◆ About this exercise ◆
Search the records for the word "Elgstrand" and copy each line in which it appears.

Element data from apps and pages:
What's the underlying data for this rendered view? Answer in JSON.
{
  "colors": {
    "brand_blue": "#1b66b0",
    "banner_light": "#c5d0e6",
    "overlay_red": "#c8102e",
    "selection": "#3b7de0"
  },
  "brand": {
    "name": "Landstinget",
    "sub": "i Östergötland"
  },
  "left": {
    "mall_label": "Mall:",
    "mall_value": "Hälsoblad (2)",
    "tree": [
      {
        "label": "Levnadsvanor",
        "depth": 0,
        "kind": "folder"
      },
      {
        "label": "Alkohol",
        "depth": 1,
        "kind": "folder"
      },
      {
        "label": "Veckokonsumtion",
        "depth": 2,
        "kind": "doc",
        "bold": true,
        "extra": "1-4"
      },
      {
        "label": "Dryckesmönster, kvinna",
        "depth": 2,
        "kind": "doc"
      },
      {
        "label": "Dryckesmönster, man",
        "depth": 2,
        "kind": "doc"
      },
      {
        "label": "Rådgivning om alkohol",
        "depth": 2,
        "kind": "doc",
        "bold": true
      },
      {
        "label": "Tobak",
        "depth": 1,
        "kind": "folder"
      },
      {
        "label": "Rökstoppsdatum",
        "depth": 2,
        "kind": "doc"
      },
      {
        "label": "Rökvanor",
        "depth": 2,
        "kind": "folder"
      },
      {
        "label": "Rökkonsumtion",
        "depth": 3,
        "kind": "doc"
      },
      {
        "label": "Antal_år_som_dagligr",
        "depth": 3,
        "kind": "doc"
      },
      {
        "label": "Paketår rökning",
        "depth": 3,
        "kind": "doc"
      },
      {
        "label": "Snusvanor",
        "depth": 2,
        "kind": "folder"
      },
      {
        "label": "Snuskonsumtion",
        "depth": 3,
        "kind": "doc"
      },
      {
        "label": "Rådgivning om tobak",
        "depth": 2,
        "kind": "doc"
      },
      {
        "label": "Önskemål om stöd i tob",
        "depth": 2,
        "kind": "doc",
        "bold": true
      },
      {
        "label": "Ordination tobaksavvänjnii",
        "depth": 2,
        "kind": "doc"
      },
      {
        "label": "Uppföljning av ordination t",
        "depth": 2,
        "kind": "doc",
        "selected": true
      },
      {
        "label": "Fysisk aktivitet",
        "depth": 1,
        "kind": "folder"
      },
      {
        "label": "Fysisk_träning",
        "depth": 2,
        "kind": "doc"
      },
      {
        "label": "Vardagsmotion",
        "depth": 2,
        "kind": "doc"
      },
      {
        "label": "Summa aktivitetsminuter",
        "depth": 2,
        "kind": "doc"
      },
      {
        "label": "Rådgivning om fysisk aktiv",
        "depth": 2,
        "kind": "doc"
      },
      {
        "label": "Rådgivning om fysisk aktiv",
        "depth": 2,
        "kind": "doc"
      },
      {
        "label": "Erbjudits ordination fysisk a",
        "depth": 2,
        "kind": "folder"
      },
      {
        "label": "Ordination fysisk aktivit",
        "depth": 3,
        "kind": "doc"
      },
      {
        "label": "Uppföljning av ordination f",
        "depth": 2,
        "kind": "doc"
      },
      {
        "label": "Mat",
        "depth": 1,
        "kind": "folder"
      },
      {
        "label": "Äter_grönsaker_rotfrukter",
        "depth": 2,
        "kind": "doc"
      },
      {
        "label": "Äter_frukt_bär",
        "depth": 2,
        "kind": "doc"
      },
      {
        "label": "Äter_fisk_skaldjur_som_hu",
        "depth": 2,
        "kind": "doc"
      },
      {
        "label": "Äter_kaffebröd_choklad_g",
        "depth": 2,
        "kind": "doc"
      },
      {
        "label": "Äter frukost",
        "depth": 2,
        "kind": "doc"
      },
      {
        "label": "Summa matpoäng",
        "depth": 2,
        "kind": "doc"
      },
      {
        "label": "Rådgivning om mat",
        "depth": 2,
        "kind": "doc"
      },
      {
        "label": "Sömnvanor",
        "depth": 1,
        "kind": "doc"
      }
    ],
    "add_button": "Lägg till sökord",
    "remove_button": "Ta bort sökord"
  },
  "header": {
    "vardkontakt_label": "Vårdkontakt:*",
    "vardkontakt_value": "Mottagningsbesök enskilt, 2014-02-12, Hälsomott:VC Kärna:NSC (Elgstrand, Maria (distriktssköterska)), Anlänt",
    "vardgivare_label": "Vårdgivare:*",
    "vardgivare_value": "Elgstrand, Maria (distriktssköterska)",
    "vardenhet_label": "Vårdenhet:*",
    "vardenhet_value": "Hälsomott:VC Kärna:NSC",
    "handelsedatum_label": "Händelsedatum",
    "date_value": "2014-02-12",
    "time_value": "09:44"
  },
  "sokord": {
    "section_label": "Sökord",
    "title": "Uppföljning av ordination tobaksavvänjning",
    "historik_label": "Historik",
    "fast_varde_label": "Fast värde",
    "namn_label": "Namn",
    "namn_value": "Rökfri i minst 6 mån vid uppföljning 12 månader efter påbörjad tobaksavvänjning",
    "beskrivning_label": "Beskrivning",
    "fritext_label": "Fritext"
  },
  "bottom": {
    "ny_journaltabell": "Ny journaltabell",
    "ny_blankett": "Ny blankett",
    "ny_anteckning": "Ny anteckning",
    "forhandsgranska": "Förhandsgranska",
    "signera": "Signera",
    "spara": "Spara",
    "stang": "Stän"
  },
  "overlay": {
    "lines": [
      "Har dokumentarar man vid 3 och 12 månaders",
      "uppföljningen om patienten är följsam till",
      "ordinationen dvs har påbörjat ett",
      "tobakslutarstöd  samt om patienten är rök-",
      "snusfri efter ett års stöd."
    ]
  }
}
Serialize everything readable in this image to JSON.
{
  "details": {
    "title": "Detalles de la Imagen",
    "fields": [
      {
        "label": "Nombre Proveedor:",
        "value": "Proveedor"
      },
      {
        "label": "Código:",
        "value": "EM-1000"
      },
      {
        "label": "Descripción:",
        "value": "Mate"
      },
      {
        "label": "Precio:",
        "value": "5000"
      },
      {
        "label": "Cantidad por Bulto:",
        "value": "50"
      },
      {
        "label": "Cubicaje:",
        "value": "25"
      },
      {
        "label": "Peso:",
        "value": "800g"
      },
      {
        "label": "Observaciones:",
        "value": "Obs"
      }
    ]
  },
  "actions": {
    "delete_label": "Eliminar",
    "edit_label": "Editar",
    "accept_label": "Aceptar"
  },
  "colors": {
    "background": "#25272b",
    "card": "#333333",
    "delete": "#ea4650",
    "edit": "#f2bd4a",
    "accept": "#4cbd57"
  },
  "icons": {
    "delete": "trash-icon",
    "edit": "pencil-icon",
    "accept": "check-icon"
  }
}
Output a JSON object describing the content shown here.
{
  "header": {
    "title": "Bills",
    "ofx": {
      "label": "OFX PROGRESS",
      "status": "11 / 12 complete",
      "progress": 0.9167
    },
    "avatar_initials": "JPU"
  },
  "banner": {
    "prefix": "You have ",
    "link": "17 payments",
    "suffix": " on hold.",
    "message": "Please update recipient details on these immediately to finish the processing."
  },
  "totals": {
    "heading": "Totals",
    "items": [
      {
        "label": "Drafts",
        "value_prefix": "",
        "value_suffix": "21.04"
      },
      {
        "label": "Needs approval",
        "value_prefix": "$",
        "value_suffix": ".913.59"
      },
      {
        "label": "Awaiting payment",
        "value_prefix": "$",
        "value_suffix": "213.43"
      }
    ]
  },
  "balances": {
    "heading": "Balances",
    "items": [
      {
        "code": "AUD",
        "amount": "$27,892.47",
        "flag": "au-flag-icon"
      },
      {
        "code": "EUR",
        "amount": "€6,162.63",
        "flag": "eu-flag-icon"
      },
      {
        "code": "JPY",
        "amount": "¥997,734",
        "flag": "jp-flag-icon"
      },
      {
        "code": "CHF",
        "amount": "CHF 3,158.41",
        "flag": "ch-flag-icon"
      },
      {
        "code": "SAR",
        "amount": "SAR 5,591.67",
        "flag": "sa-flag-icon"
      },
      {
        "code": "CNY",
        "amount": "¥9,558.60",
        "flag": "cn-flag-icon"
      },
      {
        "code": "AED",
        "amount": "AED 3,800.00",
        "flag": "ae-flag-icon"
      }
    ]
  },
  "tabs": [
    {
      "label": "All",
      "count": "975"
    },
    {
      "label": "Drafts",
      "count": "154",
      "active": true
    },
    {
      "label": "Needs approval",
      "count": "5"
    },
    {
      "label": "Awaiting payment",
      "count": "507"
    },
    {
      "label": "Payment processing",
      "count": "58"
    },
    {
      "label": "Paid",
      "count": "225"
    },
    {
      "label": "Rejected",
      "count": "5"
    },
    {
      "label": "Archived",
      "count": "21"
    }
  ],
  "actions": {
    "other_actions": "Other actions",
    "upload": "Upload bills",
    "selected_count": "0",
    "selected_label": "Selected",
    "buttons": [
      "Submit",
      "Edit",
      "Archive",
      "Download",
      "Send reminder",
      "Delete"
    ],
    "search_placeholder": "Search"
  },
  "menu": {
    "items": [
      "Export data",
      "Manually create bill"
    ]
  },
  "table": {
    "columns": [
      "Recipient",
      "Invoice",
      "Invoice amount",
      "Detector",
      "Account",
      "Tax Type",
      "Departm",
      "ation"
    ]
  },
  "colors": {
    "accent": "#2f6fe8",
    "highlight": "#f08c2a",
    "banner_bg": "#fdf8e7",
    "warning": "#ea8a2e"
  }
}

◆ Result for this exercise ◆
    "vardkontakt_value": "Mottagningsbesök enskilt, 2014-02-12, Hälsomott:VC Kärna:NSC (Elgstrand, Maria (distriktssköterska)), Anlänt",
    "vardgivare_value": "Elgstrand, Maria (distriktssköterska)",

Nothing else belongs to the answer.